#### Exercise aim:
Reproduce the listing in full, pictures excluded.

#### Source information:
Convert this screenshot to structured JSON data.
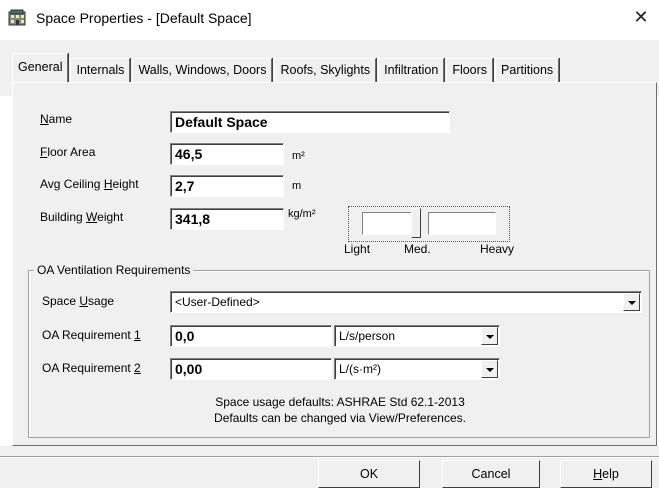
{
  "window": {
    "title": "Space Properties - [Default Space]",
    "close_glyph": "✕",
    "icon": "building-app-icon"
  },
  "tabs": [
    {
      "label": "General",
      "active": true
    },
    {
      "label": "Internals",
      "active": false
    },
    {
      "label": "Walls, Windows, Doors",
      "active": false
    },
    {
      "label": "Roofs, Skylights",
      "active": false
    },
    {
      "label": "Infiltration",
      "active": false
    },
    {
      "label": "Floors",
      "active": false
    },
    {
      "label": "Partitions",
      "active": false
    }
  ],
  "general": {
    "name": {
      "label_pre": "",
      "label_key": "N",
      "label_post": "ame",
      "value": "Default Space"
    },
    "floor_area": {
      "label_pre": "",
      "label_key": "F",
      "label_post": "loor Area",
      "value": "46,5",
      "unit": "m²"
    },
    "ceiling_height": {
      "label_pre": "Avg Ceiling ",
      "label_key": "H",
      "label_post": "eight",
      "value": "2,7",
      "unit": "m"
    },
    "building_weight": {
      "label_pre": "Building ",
      "label_key": "W",
      "label_post": "eight",
      "value": "341,8",
      "unit": "kg/m²"
    },
    "weight_scale": {
      "light": "Light",
      "medium": "Med.",
      "heavy": "Heavy",
      "level": 0.4
    }
  },
  "oa_ventilation": {
    "group_title": "OA Ventilation Requirements",
    "space_usage": {
      "label_pre": "Space ",
      "label_key": "U",
      "label_post": "sage",
      "value": "<User-Defined>"
    },
    "req1": {
      "label_pre": "OA Requirement ",
      "label_key": "1",
      "label_post": "",
      "value": "0,0",
      "unit": "L/s/person"
    },
    "req2": {
      "label_pre": "OA Requirement ",
      "label_key": "2",
      "label_post": "",
      "value": "0,00",
      "unit": "L/(s·m²)"
    },
    "note_line1": "Space usage defaults: ASHRAE Std 62.1-2013",
    "note_line2": "Defaults can be changed via View/Preferences."
  },
  "buttons": {
    "ok": "OK",
    "cancel": "Cancel",
    "help_key": "H",
    "help_post": "elp"
  },
  "colors": {
    "dialog_bg": "#f0f0f0",
    "field_bg": "#ffffff"
  }
}
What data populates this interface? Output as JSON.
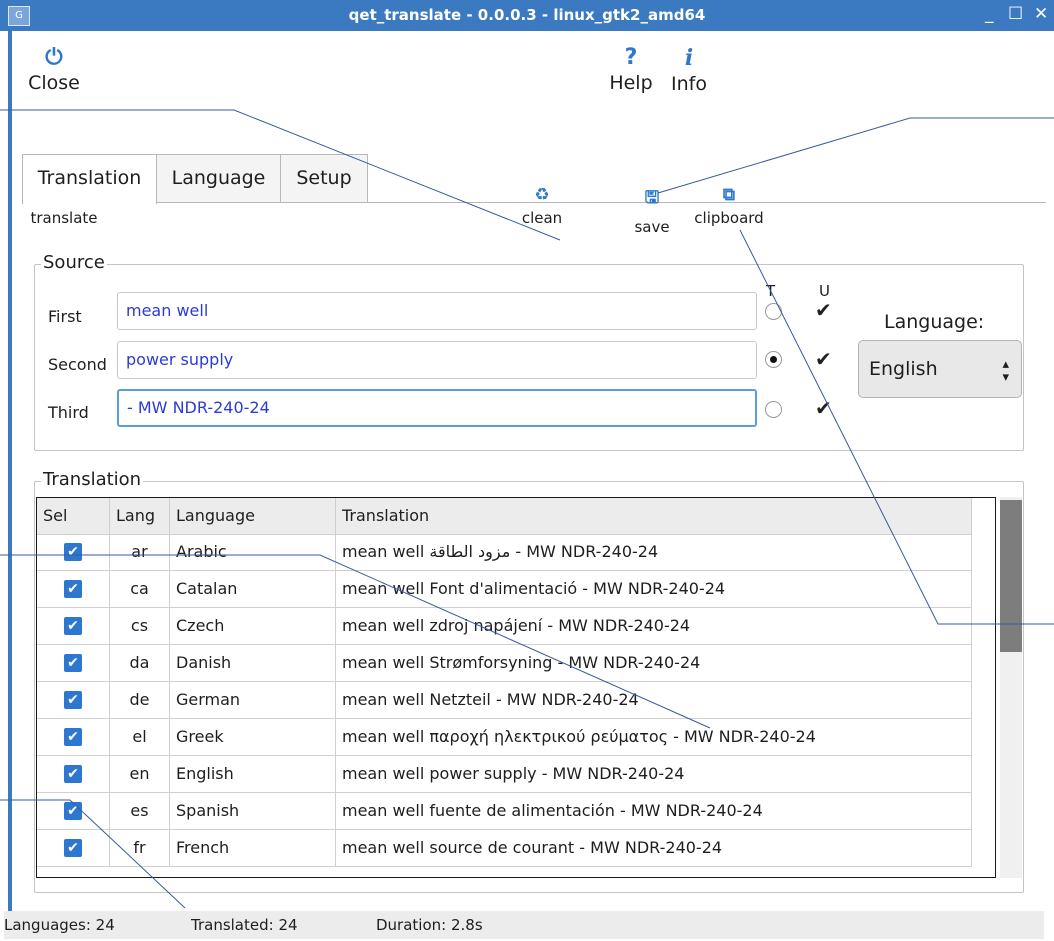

#### Completed exercise:
Convert this screenshot to structured JSON data.
{
  "window": {
    "title": "Space Properties - [Default Space]",
    "close_glyph": "✕",
    "icon": "building-app-icon"
  },
  "tabs": [
    {
      "label": "General",
      "active": true
    },
    {
      "label": "Internals",
      "active": false
    },
    {
      "label": "Walls, Windows, Doors",
      "active": false
    },
    {
      "label": "Roofs, Skylights",
      "active": false
    },
    {
      "label": "Infiltration",
      "active": false
    },
    {
      "label": "Floors",
      "active": false
    },
    {
      "label": "Partitions",
      "active": false
    }
  ],
  "general": {
    "name": {
      "label_pre": "",
      "label_key": "N",
      "label_post": "ame",
      "value": "Default Space"
    },
    "floor_area": {
      "label_pre": "",
      "label_key": "F",
      "label_post": "loor Area",
      "value": "46,5",
      "unit": "m²"
    },
    "ceiling_height": {
      "label_pre": "Avg Ceiling ",
      "label_key": "H",
      "label_post": "eight",
      "value": "2,7",
      "unit": "m"
    },
    "building_weight": {
      "label_pre": "Building ",
      "label_key": "W",
      "label_post": "eight",
      "value": "341,8",
      "unit": "kg/m²"
    },
    "weight_scale": {
      "light": "Light",
      "medium": "Med.",
      "heavy": "Heavy",
      "level": 0.4
    }
  },
  "oa_ventilation": {
    "group_title": "OA Ventilation Requirements",
    "space_usage": {
      "label_pre": "Space ",
      "label_key": "U",
      "label_post": "sage",
      "value": "<User-Defined>"
    },
    "req1": {
      "label_pre": "OA Requirement ",
      "label_key": "1",
      "label_post": "",
      "value": "0,0",
      "unit": "L/s/person"
    },
    "req2": {
      "label_pre": "OA Requirement ",
      "label_key": "2",
      "label_post": "",
      "value": "0,00",
      "unit": "L/(s·m²)"
    },
    "note_line1": "Space usage defaults: ASHRAE Std 62.1-2013",
    "note_line2": "Defaults can be changed via View/Preferences."
  },
  "buttons": {
    "ok": "OK",
    "cancel": "Cancel",
    "help_key": "H",
    "help_post": "elp"
  },
  "colors": {
    "dialog_bg": "#f0f0f0",
    "field_bg": "#ffffff"
  }
}
What data populates this interface? Output as JSON.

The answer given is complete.